How does it work? The device, called UV Sense, is “one of the few sensors that directly measures the most harmful UV rays,” said Rogers. “Further, it simultaneously records body temperature, which is also very important in the context of sun exposure.” The sensor streams the data to a smartphone app, which provides information about the user’s sun exposure “either for that day or over time,” according to the university.
What is it? Researchers at MIT developed a fast way to test new materials for solar panels and predict their performance. The research, which was published in the journal Joule, is using physical testing in combination with computer and statistical modeling to “predict the overall performance of the material in real-world operating conditions,” according to MIT News.
Why does it matter? “Historically, the rate of new materials development is slow — typically 10 to 25 years,” Tonio Buonassisi, an associate professor of mechanical engineering at MIT and senior author of the paper, told MIT News. “If we want to accelerate the pace of new materials development, it is imperative that we figure out faster and more accurate ways to troubleshoot our early-stage materials and prototype devices.”
How does it work? Buonassisi and his colleagues start by measuring the current output from a test device with the new material “under different levels of illumination and different voltages.” Next, they use computer algorithms to zero in on a precise result. His colleague and co-author Rachel Kurchin said the approach was useful given that “lab equipment has gotten more expensive, and computers have gotten cheaper.” The technique “allows you to minimize your use of complicated lab equipment,” she said.
What is it? Here’s some good climate news for a change. NASA’s Aura satellite directly observed for the first time that the ozone hole is healing.

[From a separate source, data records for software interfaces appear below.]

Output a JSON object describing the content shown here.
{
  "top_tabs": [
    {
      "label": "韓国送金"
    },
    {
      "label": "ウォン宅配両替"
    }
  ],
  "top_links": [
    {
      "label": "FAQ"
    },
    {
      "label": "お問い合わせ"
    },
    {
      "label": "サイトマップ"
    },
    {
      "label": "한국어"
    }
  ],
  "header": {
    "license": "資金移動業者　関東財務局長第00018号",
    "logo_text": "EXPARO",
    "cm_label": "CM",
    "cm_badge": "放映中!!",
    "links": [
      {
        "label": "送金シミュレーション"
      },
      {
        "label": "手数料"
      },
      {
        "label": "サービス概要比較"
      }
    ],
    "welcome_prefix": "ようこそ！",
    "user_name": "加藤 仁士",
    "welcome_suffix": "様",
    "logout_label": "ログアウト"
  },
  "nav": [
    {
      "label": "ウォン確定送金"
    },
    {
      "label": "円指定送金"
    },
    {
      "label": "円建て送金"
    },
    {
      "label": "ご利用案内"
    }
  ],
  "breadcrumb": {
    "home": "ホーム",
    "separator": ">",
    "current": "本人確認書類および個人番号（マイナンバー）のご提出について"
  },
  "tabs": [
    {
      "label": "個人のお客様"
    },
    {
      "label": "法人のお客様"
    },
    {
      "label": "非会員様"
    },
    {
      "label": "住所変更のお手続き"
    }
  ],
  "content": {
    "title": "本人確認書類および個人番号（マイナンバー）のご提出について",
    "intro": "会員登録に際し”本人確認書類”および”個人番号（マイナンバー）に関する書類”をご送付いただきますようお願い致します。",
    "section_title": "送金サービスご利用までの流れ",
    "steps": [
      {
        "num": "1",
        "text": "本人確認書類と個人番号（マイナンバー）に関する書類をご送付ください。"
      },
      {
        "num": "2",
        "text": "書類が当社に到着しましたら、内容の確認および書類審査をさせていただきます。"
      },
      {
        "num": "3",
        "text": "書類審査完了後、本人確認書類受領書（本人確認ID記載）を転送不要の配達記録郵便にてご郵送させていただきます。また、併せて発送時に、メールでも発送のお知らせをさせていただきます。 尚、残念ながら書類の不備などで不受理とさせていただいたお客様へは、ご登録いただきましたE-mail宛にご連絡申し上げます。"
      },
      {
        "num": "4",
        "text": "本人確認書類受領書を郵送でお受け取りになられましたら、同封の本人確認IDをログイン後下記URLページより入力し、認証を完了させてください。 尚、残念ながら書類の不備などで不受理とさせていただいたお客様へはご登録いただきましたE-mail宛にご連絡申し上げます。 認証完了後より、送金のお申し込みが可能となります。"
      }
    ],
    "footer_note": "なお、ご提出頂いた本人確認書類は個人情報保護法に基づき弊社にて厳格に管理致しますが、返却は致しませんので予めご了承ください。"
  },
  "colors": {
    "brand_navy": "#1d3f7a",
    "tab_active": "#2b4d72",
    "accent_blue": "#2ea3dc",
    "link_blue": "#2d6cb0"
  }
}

The data shows that an international ban on ozone-destroying chemicals called chlorofluorocarbons (CFCs) used in air-conditioners, aerosol sprays and other products reduced ozone depletion by 20 percent, compared with measurements from 2005.
Why does it matter? The stratospheric ozone layer helps protect Earth from harmful ultraviolet radiation that can cause skin cancer, damage plants and lead to other harm.
How does it work? When chlorine from CFCs reacts with ozone molecules, it rips them apart and destroys the protective layer. “We see very clearly that chlorine from CFCs is going down in the ozone hole, and that less ozone depletion is occurring because of it,” said Susan Strahan, an atmospheric scientist from NASA’s Goddard Space Flight Center in Greenbelt, Maryland. She said that the results give her team “confidence that the decrease in ozone depletion through mid-September” was “due to declining levels of chlorine coming from CFCs.” She added: “We’re not yet seeing a clear decrease in the size of the ozone hole because that’s controlled mainly by temperature after mid-September, which varies a lot from year to year.”
What is it? Scientists at the University of Illinois at Urbana-Champaign developed a portable sensor that can sniff out fake liquors. The team reported in the journal ACS Sensors that they used the device to correctly identify “the alcoholic content and brand of 14 different liquors, including various scotch whiskies, bourbon, rye, brandy and vodka with greater than 99 percent accuracy,” and even “sniffed out booze that had been watered down, even by as little as 1 percent.”
Why does it matter? The team reported that booze adulterated with home-brewed liquors and even antifreeze sickened and killed people in Indonesia, Russia, Poland and elsewhere around the world.
How does it work? The sensor contains 36 dyes that “change color upon exposure to particular components in liquor.” The team reported that “partial oxidation of the liquor vapors improved the sensor’s response.”